Activity ->
The string "screenshot" appears in some lines of the entries that follow; copy each such line.

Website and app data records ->
★ ★ ★
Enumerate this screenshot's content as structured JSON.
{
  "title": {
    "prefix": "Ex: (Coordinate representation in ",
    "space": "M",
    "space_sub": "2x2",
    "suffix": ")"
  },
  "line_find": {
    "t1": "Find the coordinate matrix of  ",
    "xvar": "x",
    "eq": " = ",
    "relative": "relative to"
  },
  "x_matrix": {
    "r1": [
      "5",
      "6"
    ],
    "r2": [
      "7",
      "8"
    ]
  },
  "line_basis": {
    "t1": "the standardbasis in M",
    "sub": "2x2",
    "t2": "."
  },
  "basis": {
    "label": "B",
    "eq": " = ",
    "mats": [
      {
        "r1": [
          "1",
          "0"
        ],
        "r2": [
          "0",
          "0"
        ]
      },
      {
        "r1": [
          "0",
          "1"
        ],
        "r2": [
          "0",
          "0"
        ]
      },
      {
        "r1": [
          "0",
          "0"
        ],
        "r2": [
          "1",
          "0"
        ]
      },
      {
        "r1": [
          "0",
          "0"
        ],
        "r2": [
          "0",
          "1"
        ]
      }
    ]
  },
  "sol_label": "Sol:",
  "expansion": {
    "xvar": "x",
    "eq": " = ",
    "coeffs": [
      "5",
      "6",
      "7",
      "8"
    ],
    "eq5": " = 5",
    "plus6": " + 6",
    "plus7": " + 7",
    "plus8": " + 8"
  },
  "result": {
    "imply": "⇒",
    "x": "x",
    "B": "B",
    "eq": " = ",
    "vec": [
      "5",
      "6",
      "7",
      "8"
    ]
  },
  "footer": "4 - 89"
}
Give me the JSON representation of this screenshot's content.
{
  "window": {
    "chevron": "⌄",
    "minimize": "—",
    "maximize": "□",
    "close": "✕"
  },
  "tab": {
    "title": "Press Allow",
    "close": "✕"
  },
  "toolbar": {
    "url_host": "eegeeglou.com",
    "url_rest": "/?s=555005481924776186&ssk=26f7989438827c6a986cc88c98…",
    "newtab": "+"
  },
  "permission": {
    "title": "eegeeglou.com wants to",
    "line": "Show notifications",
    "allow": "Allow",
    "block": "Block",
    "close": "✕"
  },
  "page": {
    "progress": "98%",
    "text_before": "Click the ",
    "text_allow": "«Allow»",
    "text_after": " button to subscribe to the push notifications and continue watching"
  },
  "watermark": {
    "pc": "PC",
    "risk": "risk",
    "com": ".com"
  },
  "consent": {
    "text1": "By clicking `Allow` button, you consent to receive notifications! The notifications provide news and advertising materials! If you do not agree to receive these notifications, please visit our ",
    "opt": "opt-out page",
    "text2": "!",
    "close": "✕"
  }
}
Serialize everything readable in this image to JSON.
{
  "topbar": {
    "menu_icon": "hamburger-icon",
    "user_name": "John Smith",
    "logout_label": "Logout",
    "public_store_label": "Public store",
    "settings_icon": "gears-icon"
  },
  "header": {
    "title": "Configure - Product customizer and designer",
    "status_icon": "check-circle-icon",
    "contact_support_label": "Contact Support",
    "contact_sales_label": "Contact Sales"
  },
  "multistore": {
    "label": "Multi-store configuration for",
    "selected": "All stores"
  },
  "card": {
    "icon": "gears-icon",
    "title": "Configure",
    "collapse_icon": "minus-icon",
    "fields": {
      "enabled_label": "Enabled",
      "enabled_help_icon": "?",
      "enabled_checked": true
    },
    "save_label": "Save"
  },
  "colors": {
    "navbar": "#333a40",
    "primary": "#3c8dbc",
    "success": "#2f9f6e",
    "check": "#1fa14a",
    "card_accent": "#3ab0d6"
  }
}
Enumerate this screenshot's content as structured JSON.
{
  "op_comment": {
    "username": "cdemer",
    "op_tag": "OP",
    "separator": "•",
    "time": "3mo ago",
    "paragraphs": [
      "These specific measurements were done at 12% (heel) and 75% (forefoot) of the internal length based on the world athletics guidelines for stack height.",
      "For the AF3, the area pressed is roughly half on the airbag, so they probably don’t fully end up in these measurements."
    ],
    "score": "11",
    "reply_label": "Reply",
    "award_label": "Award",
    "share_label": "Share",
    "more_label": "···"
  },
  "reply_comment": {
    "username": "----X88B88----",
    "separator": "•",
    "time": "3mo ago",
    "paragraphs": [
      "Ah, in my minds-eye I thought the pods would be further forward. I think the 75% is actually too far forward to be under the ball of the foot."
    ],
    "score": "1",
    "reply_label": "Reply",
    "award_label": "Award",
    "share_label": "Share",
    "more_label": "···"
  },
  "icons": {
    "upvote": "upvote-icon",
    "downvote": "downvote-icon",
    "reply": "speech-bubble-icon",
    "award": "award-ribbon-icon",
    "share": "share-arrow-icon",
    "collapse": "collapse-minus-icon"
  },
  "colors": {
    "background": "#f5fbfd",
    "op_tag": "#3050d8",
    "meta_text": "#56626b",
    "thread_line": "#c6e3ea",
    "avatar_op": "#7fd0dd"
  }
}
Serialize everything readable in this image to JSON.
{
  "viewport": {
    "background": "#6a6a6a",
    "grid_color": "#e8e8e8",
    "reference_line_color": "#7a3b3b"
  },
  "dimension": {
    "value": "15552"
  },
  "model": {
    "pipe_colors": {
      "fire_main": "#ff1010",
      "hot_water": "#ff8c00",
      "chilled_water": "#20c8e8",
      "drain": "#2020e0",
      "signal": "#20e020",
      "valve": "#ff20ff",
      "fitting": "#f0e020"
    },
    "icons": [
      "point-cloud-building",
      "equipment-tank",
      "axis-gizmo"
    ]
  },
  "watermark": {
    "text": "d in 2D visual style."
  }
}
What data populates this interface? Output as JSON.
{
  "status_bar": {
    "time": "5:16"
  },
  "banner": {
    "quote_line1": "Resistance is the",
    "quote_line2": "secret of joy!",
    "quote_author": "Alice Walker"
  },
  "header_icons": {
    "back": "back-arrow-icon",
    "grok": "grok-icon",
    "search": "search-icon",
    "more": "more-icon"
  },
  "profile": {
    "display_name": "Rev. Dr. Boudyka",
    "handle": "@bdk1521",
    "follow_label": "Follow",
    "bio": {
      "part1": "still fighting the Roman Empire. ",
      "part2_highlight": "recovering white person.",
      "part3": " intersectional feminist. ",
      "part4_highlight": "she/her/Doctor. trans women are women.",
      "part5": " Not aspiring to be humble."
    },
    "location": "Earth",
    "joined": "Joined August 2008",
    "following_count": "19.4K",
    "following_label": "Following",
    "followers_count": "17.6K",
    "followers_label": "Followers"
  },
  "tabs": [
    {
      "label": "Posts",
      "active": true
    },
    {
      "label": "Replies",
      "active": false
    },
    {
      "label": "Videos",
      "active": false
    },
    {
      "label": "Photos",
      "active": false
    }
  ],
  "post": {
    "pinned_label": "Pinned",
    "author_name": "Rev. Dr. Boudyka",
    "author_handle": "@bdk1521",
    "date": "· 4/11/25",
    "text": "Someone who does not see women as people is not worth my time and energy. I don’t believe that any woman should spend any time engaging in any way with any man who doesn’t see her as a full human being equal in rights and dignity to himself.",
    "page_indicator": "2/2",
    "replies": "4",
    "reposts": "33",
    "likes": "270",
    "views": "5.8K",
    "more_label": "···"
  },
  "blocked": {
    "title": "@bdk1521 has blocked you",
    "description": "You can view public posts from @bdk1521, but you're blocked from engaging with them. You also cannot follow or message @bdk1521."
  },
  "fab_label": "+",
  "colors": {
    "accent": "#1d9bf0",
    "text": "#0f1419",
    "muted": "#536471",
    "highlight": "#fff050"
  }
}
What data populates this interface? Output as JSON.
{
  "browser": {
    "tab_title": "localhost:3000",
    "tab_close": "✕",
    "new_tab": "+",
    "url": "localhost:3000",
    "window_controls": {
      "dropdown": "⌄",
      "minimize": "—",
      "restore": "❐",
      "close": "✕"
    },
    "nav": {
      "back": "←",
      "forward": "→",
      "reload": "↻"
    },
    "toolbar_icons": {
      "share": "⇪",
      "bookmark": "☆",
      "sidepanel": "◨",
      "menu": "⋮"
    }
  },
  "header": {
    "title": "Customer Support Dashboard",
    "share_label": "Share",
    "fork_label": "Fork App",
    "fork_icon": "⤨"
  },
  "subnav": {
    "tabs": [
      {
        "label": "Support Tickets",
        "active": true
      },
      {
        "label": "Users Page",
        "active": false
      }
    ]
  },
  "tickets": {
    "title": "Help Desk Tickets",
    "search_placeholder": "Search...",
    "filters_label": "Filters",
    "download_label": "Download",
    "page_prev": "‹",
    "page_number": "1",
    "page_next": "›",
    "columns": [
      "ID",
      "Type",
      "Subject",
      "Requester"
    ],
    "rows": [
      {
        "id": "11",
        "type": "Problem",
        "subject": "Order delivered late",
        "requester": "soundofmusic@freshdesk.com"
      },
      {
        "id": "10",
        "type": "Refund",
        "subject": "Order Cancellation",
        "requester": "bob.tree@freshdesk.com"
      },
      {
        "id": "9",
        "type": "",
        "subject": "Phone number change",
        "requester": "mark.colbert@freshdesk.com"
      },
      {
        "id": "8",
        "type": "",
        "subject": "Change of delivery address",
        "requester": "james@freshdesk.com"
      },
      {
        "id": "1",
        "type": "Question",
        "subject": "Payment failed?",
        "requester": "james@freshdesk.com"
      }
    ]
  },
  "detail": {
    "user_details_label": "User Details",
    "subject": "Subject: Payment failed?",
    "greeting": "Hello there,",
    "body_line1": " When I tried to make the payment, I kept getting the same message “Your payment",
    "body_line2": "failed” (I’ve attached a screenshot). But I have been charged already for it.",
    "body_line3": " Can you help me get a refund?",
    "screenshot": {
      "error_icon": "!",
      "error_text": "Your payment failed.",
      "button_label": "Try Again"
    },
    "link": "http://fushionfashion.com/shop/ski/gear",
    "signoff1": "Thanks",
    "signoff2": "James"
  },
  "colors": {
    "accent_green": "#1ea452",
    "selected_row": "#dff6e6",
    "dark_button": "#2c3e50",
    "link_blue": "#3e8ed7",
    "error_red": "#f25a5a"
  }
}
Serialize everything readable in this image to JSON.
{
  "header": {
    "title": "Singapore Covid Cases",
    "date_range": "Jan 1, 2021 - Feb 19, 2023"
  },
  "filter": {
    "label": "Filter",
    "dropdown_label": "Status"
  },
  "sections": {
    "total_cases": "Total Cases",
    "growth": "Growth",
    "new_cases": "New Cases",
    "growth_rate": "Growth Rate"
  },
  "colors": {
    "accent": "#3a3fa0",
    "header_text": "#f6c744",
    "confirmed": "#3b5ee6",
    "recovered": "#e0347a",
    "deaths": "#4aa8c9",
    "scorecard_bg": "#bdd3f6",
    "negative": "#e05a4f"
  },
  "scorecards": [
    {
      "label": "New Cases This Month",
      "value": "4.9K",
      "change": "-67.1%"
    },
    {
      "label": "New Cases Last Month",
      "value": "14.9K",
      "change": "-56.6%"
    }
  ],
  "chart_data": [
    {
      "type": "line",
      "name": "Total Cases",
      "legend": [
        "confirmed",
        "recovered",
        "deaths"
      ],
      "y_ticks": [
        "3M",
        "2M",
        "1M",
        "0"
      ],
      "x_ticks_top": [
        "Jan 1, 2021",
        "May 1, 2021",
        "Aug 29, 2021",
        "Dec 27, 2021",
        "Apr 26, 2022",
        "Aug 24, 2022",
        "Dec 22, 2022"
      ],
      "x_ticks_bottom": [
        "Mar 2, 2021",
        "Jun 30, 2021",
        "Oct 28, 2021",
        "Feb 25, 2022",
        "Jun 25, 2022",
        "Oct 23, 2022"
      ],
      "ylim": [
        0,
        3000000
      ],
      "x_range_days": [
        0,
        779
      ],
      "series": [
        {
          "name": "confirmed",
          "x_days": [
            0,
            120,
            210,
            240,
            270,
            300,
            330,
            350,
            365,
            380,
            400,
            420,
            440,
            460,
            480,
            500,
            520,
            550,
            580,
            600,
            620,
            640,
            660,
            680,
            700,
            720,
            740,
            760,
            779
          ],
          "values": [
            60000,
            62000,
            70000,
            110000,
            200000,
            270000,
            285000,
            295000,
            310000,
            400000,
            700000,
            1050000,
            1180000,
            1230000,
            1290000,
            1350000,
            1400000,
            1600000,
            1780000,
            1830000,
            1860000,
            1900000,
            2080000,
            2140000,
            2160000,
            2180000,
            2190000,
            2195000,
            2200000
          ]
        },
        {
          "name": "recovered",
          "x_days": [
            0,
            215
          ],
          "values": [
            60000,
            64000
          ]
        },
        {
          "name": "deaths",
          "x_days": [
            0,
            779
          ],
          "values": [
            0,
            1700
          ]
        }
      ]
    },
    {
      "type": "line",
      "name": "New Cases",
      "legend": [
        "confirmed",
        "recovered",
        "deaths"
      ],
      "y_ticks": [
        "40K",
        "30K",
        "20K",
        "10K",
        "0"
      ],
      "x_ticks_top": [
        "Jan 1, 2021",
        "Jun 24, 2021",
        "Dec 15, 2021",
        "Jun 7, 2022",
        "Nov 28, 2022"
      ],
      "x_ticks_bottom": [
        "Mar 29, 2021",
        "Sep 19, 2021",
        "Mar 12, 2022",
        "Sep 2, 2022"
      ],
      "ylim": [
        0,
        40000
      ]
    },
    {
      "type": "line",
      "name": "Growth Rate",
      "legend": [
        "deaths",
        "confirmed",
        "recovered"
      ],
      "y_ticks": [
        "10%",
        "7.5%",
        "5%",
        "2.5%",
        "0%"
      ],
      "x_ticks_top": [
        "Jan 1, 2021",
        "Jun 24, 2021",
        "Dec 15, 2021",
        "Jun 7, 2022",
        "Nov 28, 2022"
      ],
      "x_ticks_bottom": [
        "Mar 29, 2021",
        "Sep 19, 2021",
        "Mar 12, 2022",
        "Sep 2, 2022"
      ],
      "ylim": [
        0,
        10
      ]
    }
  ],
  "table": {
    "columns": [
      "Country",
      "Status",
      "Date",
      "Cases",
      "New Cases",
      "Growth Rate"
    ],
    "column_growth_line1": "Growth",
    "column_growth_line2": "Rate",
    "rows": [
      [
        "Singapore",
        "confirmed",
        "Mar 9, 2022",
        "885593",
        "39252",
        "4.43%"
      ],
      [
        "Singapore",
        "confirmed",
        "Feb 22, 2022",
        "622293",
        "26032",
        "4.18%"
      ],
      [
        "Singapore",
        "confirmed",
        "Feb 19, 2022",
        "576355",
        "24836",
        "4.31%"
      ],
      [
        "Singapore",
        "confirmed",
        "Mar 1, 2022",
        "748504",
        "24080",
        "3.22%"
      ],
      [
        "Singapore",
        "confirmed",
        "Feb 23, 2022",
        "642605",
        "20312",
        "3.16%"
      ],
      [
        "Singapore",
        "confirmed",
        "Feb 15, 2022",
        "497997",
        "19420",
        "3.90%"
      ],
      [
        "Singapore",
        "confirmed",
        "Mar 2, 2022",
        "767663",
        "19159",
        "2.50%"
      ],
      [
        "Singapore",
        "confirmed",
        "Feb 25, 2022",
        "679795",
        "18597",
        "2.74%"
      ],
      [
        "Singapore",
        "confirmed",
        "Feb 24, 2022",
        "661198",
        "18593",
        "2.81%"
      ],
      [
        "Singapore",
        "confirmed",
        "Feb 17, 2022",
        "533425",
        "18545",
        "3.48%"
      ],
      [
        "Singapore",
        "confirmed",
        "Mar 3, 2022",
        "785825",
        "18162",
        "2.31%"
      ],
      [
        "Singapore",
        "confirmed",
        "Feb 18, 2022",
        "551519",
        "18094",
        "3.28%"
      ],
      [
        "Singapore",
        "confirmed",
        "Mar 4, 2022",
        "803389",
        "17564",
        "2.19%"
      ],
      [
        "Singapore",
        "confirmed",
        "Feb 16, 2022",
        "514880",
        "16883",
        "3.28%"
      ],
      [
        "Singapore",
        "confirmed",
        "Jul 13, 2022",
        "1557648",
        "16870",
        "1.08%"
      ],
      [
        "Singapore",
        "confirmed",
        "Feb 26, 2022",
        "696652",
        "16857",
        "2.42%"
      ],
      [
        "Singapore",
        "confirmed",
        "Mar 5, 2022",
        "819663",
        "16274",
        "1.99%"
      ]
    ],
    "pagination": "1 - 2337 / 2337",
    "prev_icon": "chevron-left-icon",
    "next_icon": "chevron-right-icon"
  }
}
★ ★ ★
Task solution ->
Enumerate this screenshot's content as structured JSON.
Give me the JSON representation of this screenshot's content.
Enumerate this screenshot's content as structured JSON.
    "body_line2": "failed” (I’ve attached a screenshot). But I have been charged already for it.",
    "screenshot": {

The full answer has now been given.